Taken from the May/June 2015 issue of the Women's Health Activist Newsletter.
By 2050, the number of people age 65 and older with Alzheimer’s disease may nearly triple, from 5 million to as many as 16 million, barring the development of medical breakthroughs to prevent, slow or stop the disease.
Alzheimer's is the 6th leading cause of death in the United States; however, it may cause even more deaths than official sources recognize. The disease kills more people than prostate cancer and breast cancer combined. Alzheimer's disease is the only cause of death among the top 10 in the nation that cannot be prevented, cured, or even slowed.
Women Are at the Epicenter of the Alzheimer’s Epidemic
According to the Alzheimer’s Association 2014 Alzheimer's Disease Facts and Figures report, women account for almost two-thirds of Americans with Alzheimer’s disease. A woman’s estimated lifetime risk of developing Alzheimer’s at age 65 is 1 in 6, compared with nearly 1 in 11 for a man. As real a concern as breast cancer is to women's health, women in their 60s are about twice as likely to develop Alzheimer’s over the rest of their lives as they are to develop breast cancer.

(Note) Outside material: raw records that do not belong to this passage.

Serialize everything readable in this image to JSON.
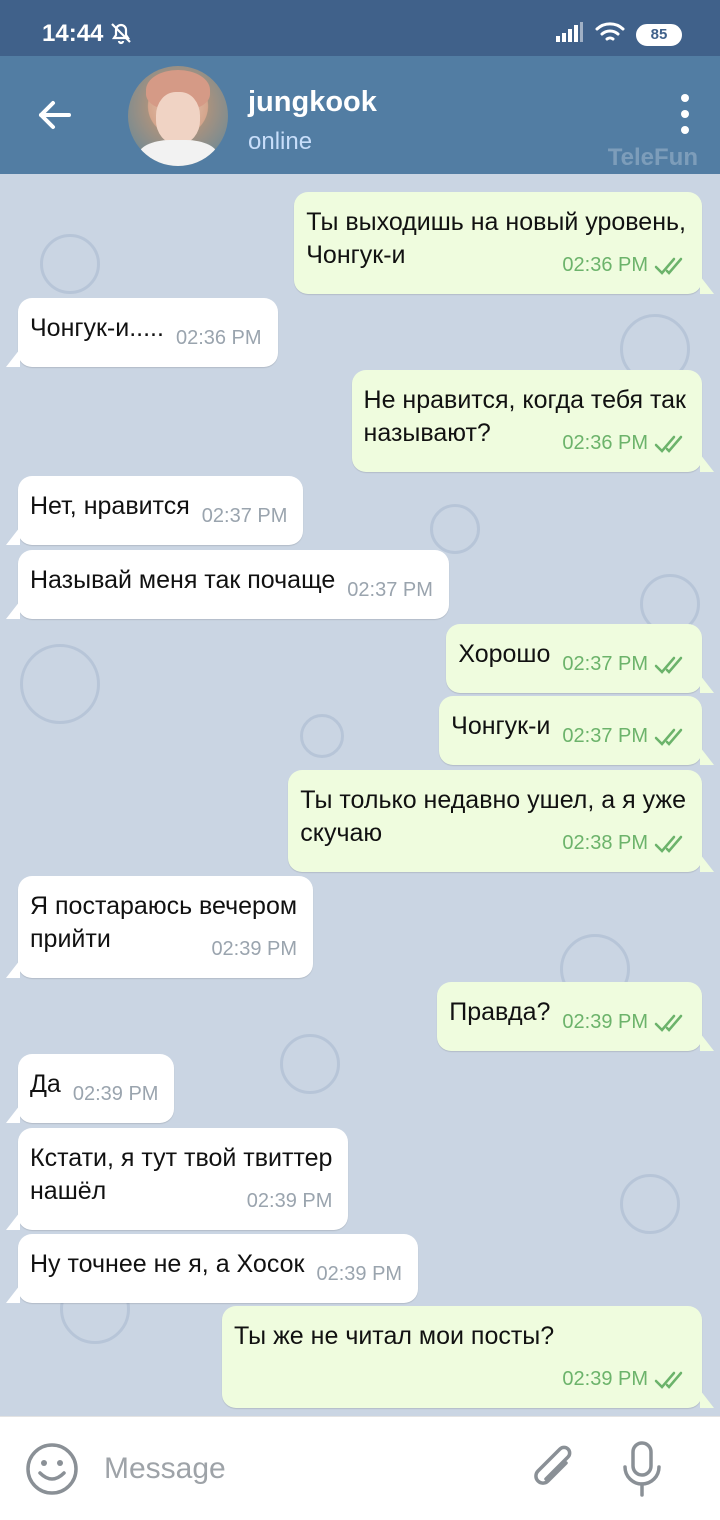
{
  "status_bar": {
    "time": "14:44",
    "battery": "85"
  },
  "header": {
    "contact_name": "jungkook",
    "contact_status": "online",
    "watermark": "TeleFun"
  },
  "messages": [
    {
      "dir": "out",
      "text": "Ты выходишь на новый уровень,\nЧонгук-и",
      "time": "02:36 PM"
    },
    {
      "dir": "in",
      "text": "Чонгук-и.....",
      "time": "02:36 PM"
    },
    {
      "dir": "out",
      "text": "Не нравится, когда тебя так\nназывают?",
      "time": "02:36 PM"
    },
    {
      "dir": "in",
      "text": "Нет, нравится",
      "time": "02:37 PM"
    },
    {
      "dir": "in",
      "text": "Называй меня так почаще",
      "time": "02:37 PM"
    },
    {
      "dir": "out",
      "text": "Хорошо",
      "time": "02:37 PM"
    },
    {
      "dir": "out",
      "text": "Чонгук-и",
      "time": "02:37 PM"
    },
    {
      "dir": "out",
      "text": "Ты только недавно ушел, а я уже\nскучаю",
      "time": "02:38 PM"
    },
    {
      "dir": "in",
      "text": "Я постараюсь вечером\nприйти",
      "time": "02:39 PM"
    },
    {
      "dir": "out",
      "text": "Правда?",
      "time": "02:39 PM"
    },
    {
      "dir": "in",
      "text": "Да",
      "time": "02:39 PM"
    },
    {
      "dir": "in",
      "text": "Кстати, я тут твой твиттер\nнашёл",
      "time": "02:39 PM"
    },
    {
      "dir": "in",
      "text": "Ну точнее не я, а Хосок",
      "time": "02:39 PM"
    },
    {
      "dir": "out",
      "text": "Ты же не читал мои посты?",
      "time": "02:39 PM"
    }
  ],
  "input": {
    "placeholder": "Message"
  },
  "colors": {
    "status_bar": "#40618a",
    "header": "#527da3",
    "chat_bg": "#cad5e3",
    "incoming_bubble": "#ffffff",
    "outgoing_bubble": "#effcde",
    "read_check": "#6cb36b"
  },
  "icons": {
    "back": "arrow-left-icon",
    "menu": "more-vertical-icon",
    "mute": "bell-off-icon",
    "signal": "signal-icon",
    "wifi": "wifi-icon",
    "battery": "battery-icon",
    "read": "double-check-icon",
    "emoji": "smile-icon",
    "attach": "paperclip-icon",
    "mic": "microphone-icon"
  }
}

Not only are women more likely to have Alzheimer's, they are also more likely to be caregivers of those with the disease. More than 3 in 5 unpaid Alzheimer's caregivers are women — and there are 2.5 times as many women than men who provide intensive “on-duty” care 24 hours a day for someone living with the disease.
Because of caregiving duties, women are likely to experience adverse consequences in the workplace. Among caregivers who have been employed while they were also caregiving:
- 20% of women vs. 3% of men went from working full-time to working part-time while acting as a caregiver.
- 18% of women vs. 11% of men took a leave of absence.
- 11% of women vs. 5% of men gave up work entirely.
- 10% of women vs. 5% of men lost job benefits as a result of their caregiving duties.
Women's Brains Matter
Women are leaders and influencers in family, community, business and philanthropy. Realizing the impact Alzheimer’s has on women — and the impact women can have when they work together – the Alzheimer’s Association has launched a national initiative highlighting the power of women in the fight against this disease. The Alzheimer’s Association My Brain Movement calls on 1 million women to use their amazing brains to help wipe out Alzheimer's disease — one of the greatest threats to women's health.
We believe women have the passion and the strength to make real change. By using our collective brainpower and voices, we can create awareness of the impact Alzheimer's has on our health, our families, and our nation. We can use our voices on Capitol Hill to increase funding for research and care. And, we can make an impact by donating, volunteering, and getting involved in this issue.
We Need Our Collective Brainpower to Fight Alzheimer's
The My Brain Movement is a united commitment to take action and make change for future generations. Be one of the 1 million women using their brains to wipe out Alzheimer’s. The time is now. Join the movement. Learn how you can change the numbers for future generations at alz.org/mybrain.
The Alzheimer’s Association® is the world's leading voluntary health organization in Alzheimer's care, support and research.
“My husband has younger-onset Alzheimer’s disease. When my children look back, I want them to know that I did everything in my power to release our family from this tragedy. I am a fighter. I am someone that wants to make a difference.” – Karen Garner, care partner, working mother, passionate Alzheimer's advocate
“My mother, a teacher for 35 years, can no longer feed herself, dress herself or recognize her loved ones. The more I lose my mom to Alzheimer's, the more I experience how painful it is to miss someone who is sitting right in front of you.” – Lauren Miller Rogen, screen writer, actress, funny lady, co-founder of Hilarity for Charity